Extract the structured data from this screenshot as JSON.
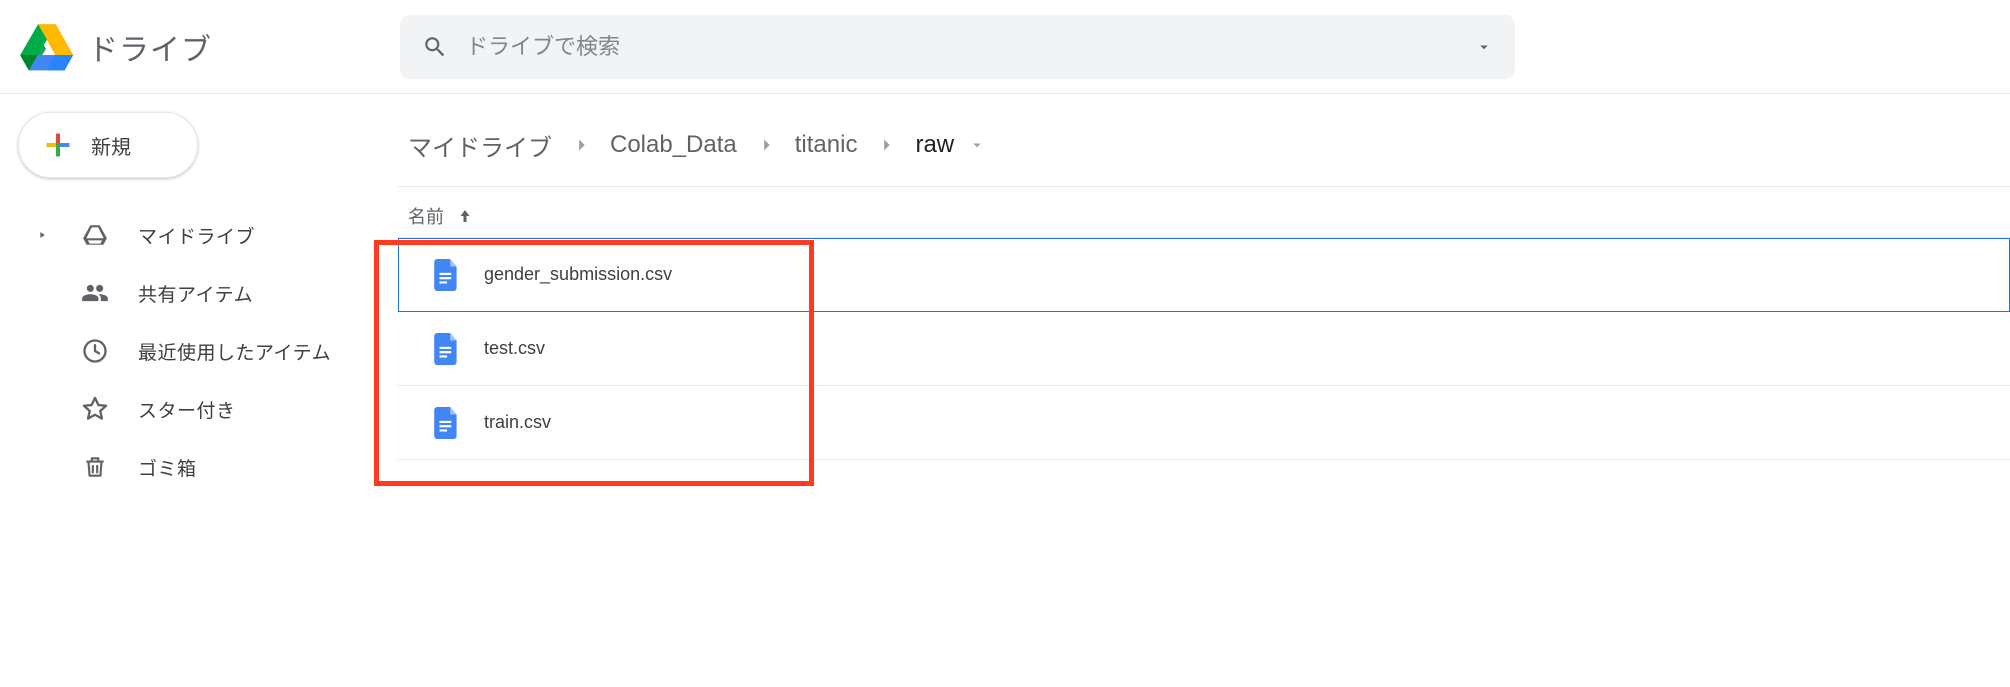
{
  "brand": {
    "name": "ドライブ"
  },
  "search": {
    "placeholder": "ドライブで検索"
  },
  "sidebar": {
    "new_label": "新規",
    "items": [
      {
        "label": "マイドライブ",
        "icon": "drive",
        "expandable": true
      },
      {
        "label": "共有アイテム",
        "icon": "shared"
      },
      {
        "label": "最近使用したアイテム",
        "icon": "recent"
      },
      {
        "label": "スター付き",
        "icon": "star"
      },
      {
        "label": "ゴミ箱",
        "icon": "trash"
      }
    ]
  },
  "breadcrumb": {
    "items": [
      "マイドライブ",
      "Colab_Data",
      "titanic",
      "raw"
    ]
  },
  "columns": {
    "name": "名前"
  },
  "files": [
    {
      "name": "gender_submission.csv",
      "selected": true
    },
    {
      "name": "test.csv",
      "selected": false
    },
    {
      "name": "train.csv",
      "selected": false
    }
  ]
}
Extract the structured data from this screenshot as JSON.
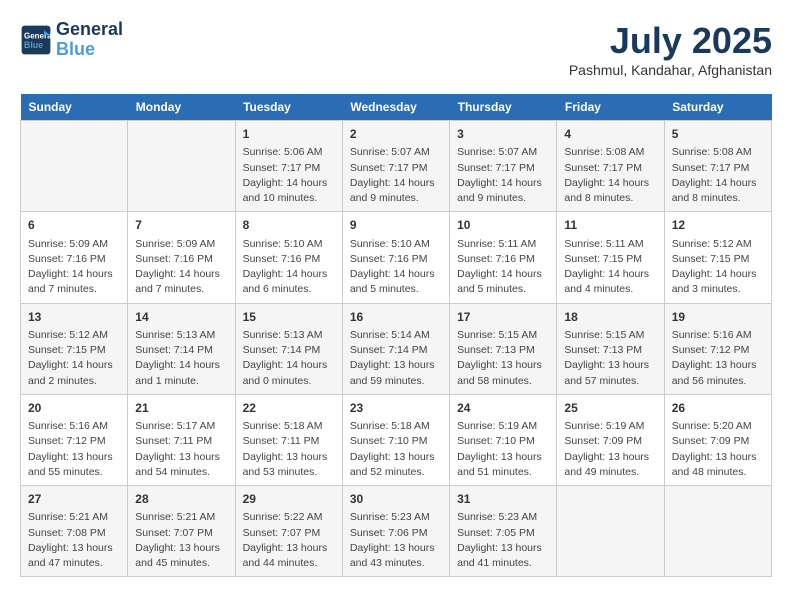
{
  "header": {
    "logo_line1": "General",
    "logo_line2": "Blue",
    "title": "July 2025",
    "subtitle": "Pashmul, Kandahar, Afghanistan"
  },
  "calendar": {
    "days_of_week": [
      "Sunday",
      "Monday",
      "Tuesday",
      "Wednesday",
      "Thursday",
      "Friday",
      "Saturday"
    ],
    "weeks": [
      [
        {
          "day": "",
          "info": ""
        },
        {
          "day": "",
          "info": ""
        },
        {
          "day": "1",
          "info": "Sunrise: 5:06 AM\nSunset: 7:17 PM\nDaylight: 14 hours and 10 minutes."
        },
        {
          "day": "2",
          "info": "Sunrise: 5:07 AM\nSunset: 7:17 PM\nDaylight: 14 hours and 9 minutes."
        },
        {
          "day": "3",
          "info": "Sunrise: 5:07 AM\nSunset: 7:17 PM\nDaylight: 14 hours and 9 minutes."
        },
        {
          "day": "4",
          "info": "Sunrise: 5:08 AM\nSunset: 7:17 PM\nDaylight: 14 hours and 8 minutes."
        },
        {
          "day": "5",
          "info": "Sunrise: 5:08 AM\nSunset: 7:17 PM\nDaylight: 14 hours and 8 minutes."
        }
      ],
      [
        {
          "day": "6",
          "info": "Sunrise: 5:09 AM\nSunset: 7:16 PM\nDaylight: 14 hours and 7 minutes."
        },
        {
          "day": "7",
          "info": "Sunrise: 5:09 AM\nSunset: 7:16 PM\nDaylight: 14 hours and 7 minutes."
        },
        {
          "day": "8",
          "info": "Sunrise: 5:10 AM\nSunset: 7:16 PM\nDaylight: 14 hours and 6 minutes."
        },
        {
          "day": "9",
          "info": "Sunrise: 5:10 AM\nSunset: 7:16 PM\nDaylight: 14 hours and 5 minutes."
        },
        {
          "day": "10",
          "info": "Sunrise: 5:11 AM\nSunset: 7:16 PM\nDaylight: 14 hours and 5 minutes."
        },
        {
          "day": "11",
          "info": "Sunrise: 5:11 AM\nSunset: 7:15 PM\nDaylight: 14 hours and 4 minutes."
        },
        {
          "day": "12",
          "info": "Sunrise: 5:12 AM\nSunset: 7:15 PM\nDaylight: 14 hours and 3 minutes."
        }
      ],
      [
        {
          "day": "13",
          "info": "Sunrise: 5:12 AM\nSunset: 7:15 PM\nDaylight: 14 hours and 2 minutes."
        },
        {
          "day": "14",
          "info": "Sunrise: 5:13 AM\nSunset: 7:14 PM\nDaylight: 14 hours and 1 minute."
        },
        {
          "day": "15",
          "info": "Sunrise: 5:13 AM\nSunset: 7:14 PM\nDaylight: 14 hours and 0 minutes."
        },
        {
          "day": "16",
          "info": "Sunrise: 5:14 AM\nSunset: 7:14 PM\nDaylight: 13 hours and 59 minutes."
        },
        {
          "day": "17",
          "info": "Sunrise: 5:15 AM\nSunset: 7:13 PM\nDaylight: 13 hours and 58 minutes."
        },
        {
          "day": "18",
          "info": "Sunrise: 5:15 AM\nSunset: 7:13 PM\nDaylight: 13 hours and 57 minutes."
        },
        {
          "day": "19",
          "info": "Sunrise: 5:16 AM\nSunset: 7:12 PM\nDaylight: 13 hours and 56 minutes."
        }
      ],
      [
        {
          "day": "20",
          "info": "Sunrise: 5:16 AM\nSunset: 7:12 PM\nDaylight: 13 hours and 55 minutes."
        },
        {
          "day": "21",
          "info": "Sunrise: 5:17 AM\nSunset: 7:11 PM\nDaylight: 13 hours and 54 minutes."
        },
        {
          "day": "22",
          "info": "Sunrise: 5:18 AM\nSunset: 7:11 PM\nDaylight: 13 hours and 53 minutes."
        },
        {
          "day": "23",
          "info": "Sunrise: 5:18 AM\nSunset: 7:10 PM\nDaylight: 13 hours and 52 minutes."
        },
        {
          "day": "24",
          "info": "Sunrise: 5:19 AM\nSunset: 7:10 PM\nDaylight: 13 hours and 51 minutes."
        },
        {
          "day": "25",
          "info": "Sunrise: 5:19 AM\nSunset: 7:09 PM\nDaylight: 13 hours and 49 minutes."
        },
        {
          "day": "26",
          "info": "Sunrise: 5:20 AM\nSunset: 7:09 PM\nDaylight: 13 hours and 48 minutes."
        }
      ],
      [
        {
          "day": "27",
          "info": "Sunrise: 5:21 AM\nSunset: 7:08 PM\nDaylight: 13 hours and 47 minutes."
        },
        {
          "day": "28",
          "info": "Sunrise: 5:21 AM\nSunset: 7:07 PM\nDaylight: 13 hours and 45 minutes."
        },
        {
          "day": "29",
          "info": "Sunrise: 5:22 AM\nSunset: 7:07 PM\nDaylight: 13 hours and 44 minutes."
        },
        {
          "day": "30",
          "info": "Sunrise: 5:23 AM\nSunset: 7:06 PM\nDaylight: 13 hours and 43 minutes."
        },
        {
          "day": "31",
          "info": "Sunrise: 5:23 AM\nSunset: 7:05 PM\nDaylight: 13 hours and 41 minutes."
        },
        {
          "day": "",
          "info": ""
        },
        {
          "day": "",
          "info": ""
        }
      ]
    ]
  }
}
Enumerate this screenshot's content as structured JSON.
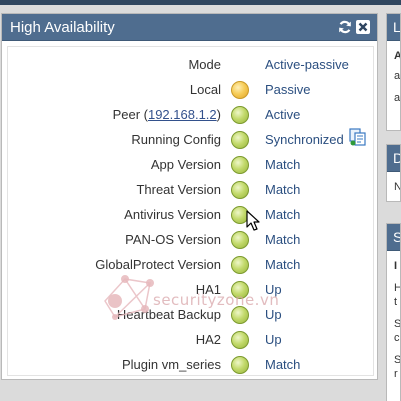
{
  "widget": {
    "title": "High Availability",
    "rows": [
      {
        "label": "Mode",
        "status": "",
        "value": "Active-passive"
      },
      {
        "label": "Local",
        "status": "passive",
        "value": "Passive"
      },
      {
        "label": "Peer (",
        "link": "192.168.1.2",
        "label_suffix": ")",
        "status": "ok",
        "value": "Active"
      },
      {
        "label": "Running Config",
        "status": "ok",
        "value": "Synchronized"
      },
      {
        "label": "App Version",
        "status": "ok",
        "value": "Match"
      },
      {
        "label": "Threat Version",
        "status": "ok",
        "value": "Match"
      },
      {
        "label": "Antivirus Version",
        "status": "ok",
        "value": "Match"
      },
      {
        "label": "PAN-OS Version",
        "status": "ok",
        "value": "Match"
      },
      {
        "label": "GlobalProtect Version",
        "status": "ok",
        "value": "Match"
      },
      {
        "label": "HA1",
        "status": "ok",
        "value": "Up"
      },
      {
        "label": "Heartbeat Backup",
        "status": "ok",
        "value": "Up"
      },
      {
        "label": "HA2",
        "status": "ok",
        "value": "Up"
      },
      {
        "label": "Plugin vm_series",
        "status": "ok",
        "value": "Match"
      }
    ]
  },
  "watermark": "securityzone.vn",
  "side_panels": [
    {
      "header": "L",
      "lines": [
        "A",
        "a",
        "a"
      ]
    },
    {
      "header": "D",
      "lines": [
        "N"
      ]
    },
    {
      "header": "S",
      "lines": [
        "I",
        "H",
        "t",
        "S",
        "c",
        "S",
        "r"
      ]
    }
  ],
  "colors": {
    "header_bg": "#4f6d8f",
    "status_ok": "#b5cf5b",
    "status_passive": "#f2c24e",
    "value_text": "#2b4f80"
  }
}
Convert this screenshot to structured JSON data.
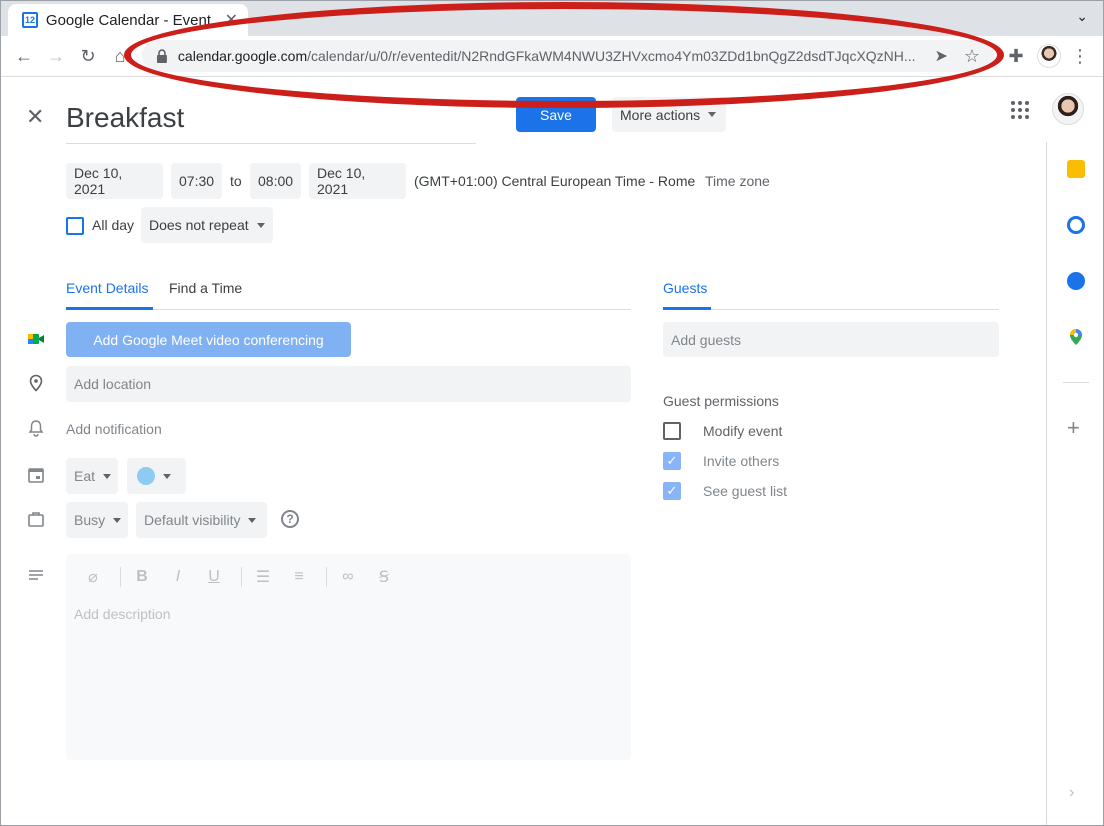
{
  "browser": {
    "tab_title": "Google Calendar - Event",
    "url_host": "calendar.google.com",
    "url_path": "/calendar/u/0/r/eventedit/N2RndGFkaWM4NWU3ZHVxcmo4Ym03ZDd1bnQgZ2dsdTJqcXQzNH..."
  },
  "event": {
    "title": "Breakfast",
    "save_label": "Save",
    "more_actions_label": "More actions",
    "start_date": "Dec 10, 2021",
    "start_time": "07:30",
    "to_label": "to",
    "end_time": "08:00",
    "end_date": "Dec 10, 2021",
    "timezone_text": "(GMT+01:00) Central European Time - Rome",
    "timezone_link": "Time zone",
    "allday_label": "All day",
    "repeat_value": "Does not repeat"
  },
  "details": {
    "tab_event_details": "Event Details",
    "tab_find_time": "Find a Time",
    "meet_button": "Add Google Meet video conferencing",
    "location_placeholder": "Add location",
    "add_notification": "Add notification",
    "calendar_value": "Eat",
    "busy_value": "Busy",
    "visibility_value": "Default visibility",
    "description_placeholder": "Add description"
  },
  "guests": {
    "tab_label": "Guests",
    "add_placeholder": "Add guests",
    "permissions_title": "Guest permissions",
    "perm_modify": "Modify event",
    "perm_invite": "Invite others",
    "perm_see_list": "See guest list"
  },
  "colors": {
    "accent": "#1a73e8",
    "annotation": "#cc1f1a"
  }
}
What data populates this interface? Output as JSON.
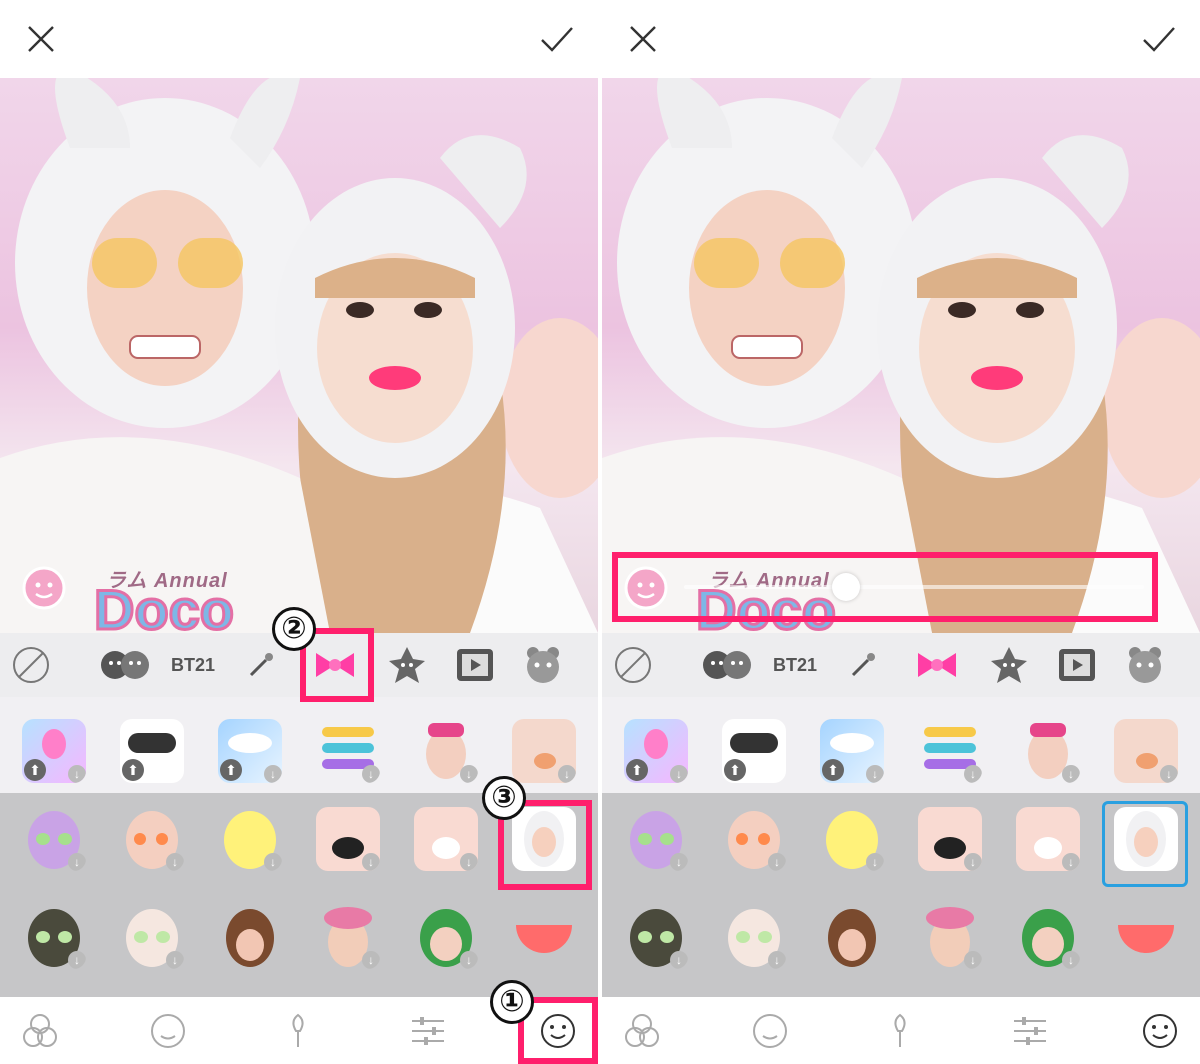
{
  "topbar": {
    "close_icon": "close-icon",
    "confirm_icon": "check-icon"
  },
  "photo": {
    "frame_caption": "ラム Annual",
    "frame_big": "Doco"
  },
  "categories": [
    {
      "name": "none",
      "icon": "no-filter-icon"
    },
    {
      "name": "faces",
      "icon": "twin-faces-icon"
    },
    {
      "name": "bt21",
      "label": "BT21"
    },
    {
      "name": "brush",
      "icon": "brush-icon"
    },
    {
      "name": "bow",
      "icon": "bow-icon"
    },
    {
      "name": "star-face",
      "icon": "star-face-icon"
    },
    {
      "name": "video",
      "icon": "video-icon"
    },
    {
      "name": "animal",
      "icon": "animal-face-icon"
    }
  ],
  "annotations": {
    "badge1": "①",
    "badge2": "②",
    "badge3": "③"
  },
  "bottom_nav": [
    {
      "name": "filter",
      "icon": "circles-icon"
    },
    {
      "name": "face",
      "icon": "face-retouch-icon"
    },
    {
      "name": "makeup",
      "icon": "makeup-brush-icon"
    },
    {
      "name": "adjust",
      "icon": "sliders-icon"
    },
    {
      "name": "sticker",
      "icon": "smiley-icon"
    }
  ],
  "colors": {
    "highlight": "#ff1f6c",
    "selected": "#2aa0e0",
    "bow": "#ff3ea5"
  }
}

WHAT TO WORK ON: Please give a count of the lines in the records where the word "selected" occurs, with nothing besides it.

RESULT BELOW: 4